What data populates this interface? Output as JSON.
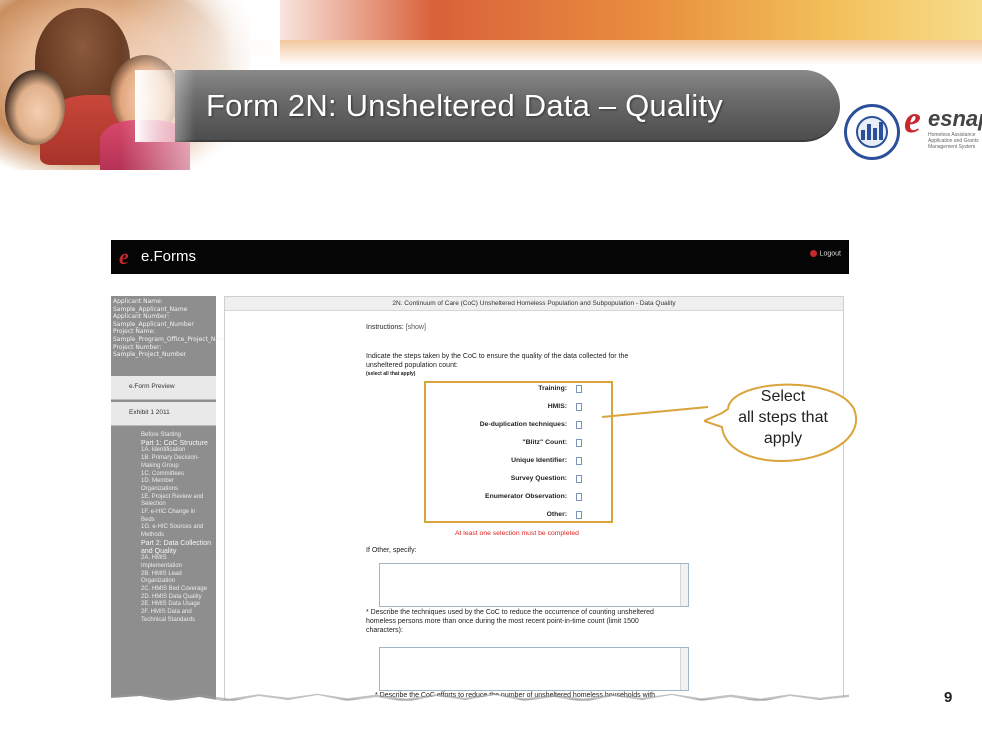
{
  "slide": {
    "title": "Form 2N: Unsheltered Data – Quality",
    "page_number": "9",
    "logo": "esnaps",
    "logo_subtitle": "Homeless Assistance Application and Grants Management System"
  },
  "callout": {
    "line1": "Select",
    "line2": "all steps that",
    "line3": "apply",
    "color": "#d9a43a"
  },
  "app": {
    "brand": "e.Forms",
    "logout": "Logout"
  },
  "sidebar": {
    "info": [
      "Applicant Name:",
      "Sample_Applicant_Name",
      "Applicant Number:",
      "Sample_Applicant_Number",
      "Project Name:",
      "Sample_Program_Office_Project_Name",
      "Project Number:",
      "Sample_Project_Number"
    ],
    "tabs": [
      "e.Form Preview",
      "Exhibit 1 2011"
    ],
    "nav": [
      "Before Starting",
      "Part 1: CoC Structure",
      "1A. Identification",
      "1B. Primary Decision-",
      "Making Group",
      "1C. Committees",
      "1D. Member",
      "Organizations",
      "1E. Project Review and",
      "Selection",
      "1F. e-HIC Change in",
      "Beds",
      "1G. e-HIC Sources and",
      "Methods",
      "Part 2: Data Collection",
      "and Quality",
      "2A. HMIS",
      "Implementation",
      "2B. HMIS Lead",
      "Organization",
      "2C. HMIS Bed Coverage",
      "2D. HMIS Data Quality",
      "2E. HMIS Data Usage",
      "2F. HMIS Data and",
      "Technical Standards"
    ]
  },
  "form": {
    "header": "2N. Continuum of Care (CoC) Unsheltered Homeless Population and Subpopulation - Data Quality",
    "instructions_label": "Instructions:",
    "instructions_link": "[show]",
    "question": "Indicate the steps taken by the CoC to ensure the quality of the data collected for the unsheltered population count:",
    "select_note": "(select all that apply)",
    "options": [
      {
        "label": "Training:",
        "checked": false
      },
      {
        "label": "HMIS:",
        "checked": false
      },
      {
        "label": "De-duplication techniques:",
        "checked": false
      },
      {
        "label": "\"Blitz\" Count:",
        "checked": false
      },
      {
        "label": "Unique Identifier:",
        "checked": false
      },
      {
        "label": "Survey Question:",
        "checked": false
      },
      {
        "label": "Enumerator Observation:",
        "checked": false
      },
      {
        "label": "Other:",
        "checked": false
      }
    ],
    "required_message": "At least one selection must be completed",
    "other_label": "If Other, specify:",
    "other_value": "",
    "question2": "* Describe the techniques used by the CoC to reduce the occurrence of counting unsheltered homeless persons more than once during the most recent point-in-time count (limit 1500 characters):",
    "question2_value": "",
    "question3": "* Describe the CoC efforts to reduce the number of unsheltered homeless households with"
  }
}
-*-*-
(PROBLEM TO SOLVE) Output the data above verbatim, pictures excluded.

(EXPECTED ANSWER)
What data populates this interface? Output as JSON.
{
  "slide": {
    "title": "Form 2N: Unsheltered Data – Quality",
    "page_number": "9",
    "logo": "esnaps",
    "logo_subtitle": "Homeless Assistance Application and Grants Management System"
  },
  "callout": {
    "line1": "Select",
    "line2": "all steps that",
    "line3": "apply",
    "color": "#d9a43a"
  },
  "app": {
    "brand": "e.Forms",
    "logout": "Logout"
  },
  "sidebar": {
    "info": [
      "Applicant Name:",
      "Sample_Applicant_Name",
      "Applicant Number:",
      "Sample_Applicant_Number",
      "Project Name:",
      "Sample_Program_Office_Project_Name",
      "Project Number:",
      "Sample_Project_Number"
    ],
    "tabs": [
      "e.Form Preview",
      "Exhibit 1 2011"
    ],
    "nav": [
      "Before Starting",
      "Part 1: CoC Structure",
      "1A. Identification",
      "1B. Primary Decision-",
      "Making Group",
      "1C. Committees",
      "1D. Member",
      "Organizations",
      "1E. Project Review and",
      "Selection",
      "1F. e-HIC Change in",
      "Beds",
      "1G. e-HIC Sources and",
      "Methods",
      "Part 2: Data Collection",
      "and Quality",
      "2A. HMIS",
      "Implementation",
      "2B. HMIS Lead",
      "Organization",
      "2C. HMIS Bed Coverage",
      "2D. HMIS Data Quality",
      "2E. HMIS Data Usage",
      "2F. HMIS Data and",
      "Technical Standards"
    ]
  },
  "form": {
    "header": "2N. Continuum of Care (CoC) Unsheltered Homeless Population and Subpopulation - Data Quality",
    "instructions_label": "Instructions:",
    "instructions_link": "[show]",
    "question": "Indicate the steps taken by the CoC to ensure the quality of the data collected for the unsheltered population count:",
    "select_note": "(select all that apply)",
    "options": [
      {
        "label": "Training:",
        "checked": false
      },
      {
        "label": "HMIS:",
        "checked": false
      },
      {
        "label": "De-duplication techniques:",
        "checked": false
      },
      {
        "label": "\"Blitz\" Count:",
        "checked": false
      },
      {
        "label": "Unique Identifier:",
        "checked": false
      },
      {
        "label": "Survey Question:",
        "checked": false
      },
      {
        "label": "Enumerator Observation:",
        "checked": false
      },
      {
        "label": "Other:",
        "checked": false
      }
    ],
    "required_message": "At least one selection must be completed",
    "other_label": "If Other, specify:",
    "other_value": "",
    "question2": "* Describe the techniques used by the CoC to reduce the occurrence of counting unsheltered homeless persons more than once during the most recent point-in-time count (limit 1500 characters):",
    "question2_value": "",
    "question3": "* Describe the CoC efforts to reduce the number of unsheltered homeless households with"
  }
}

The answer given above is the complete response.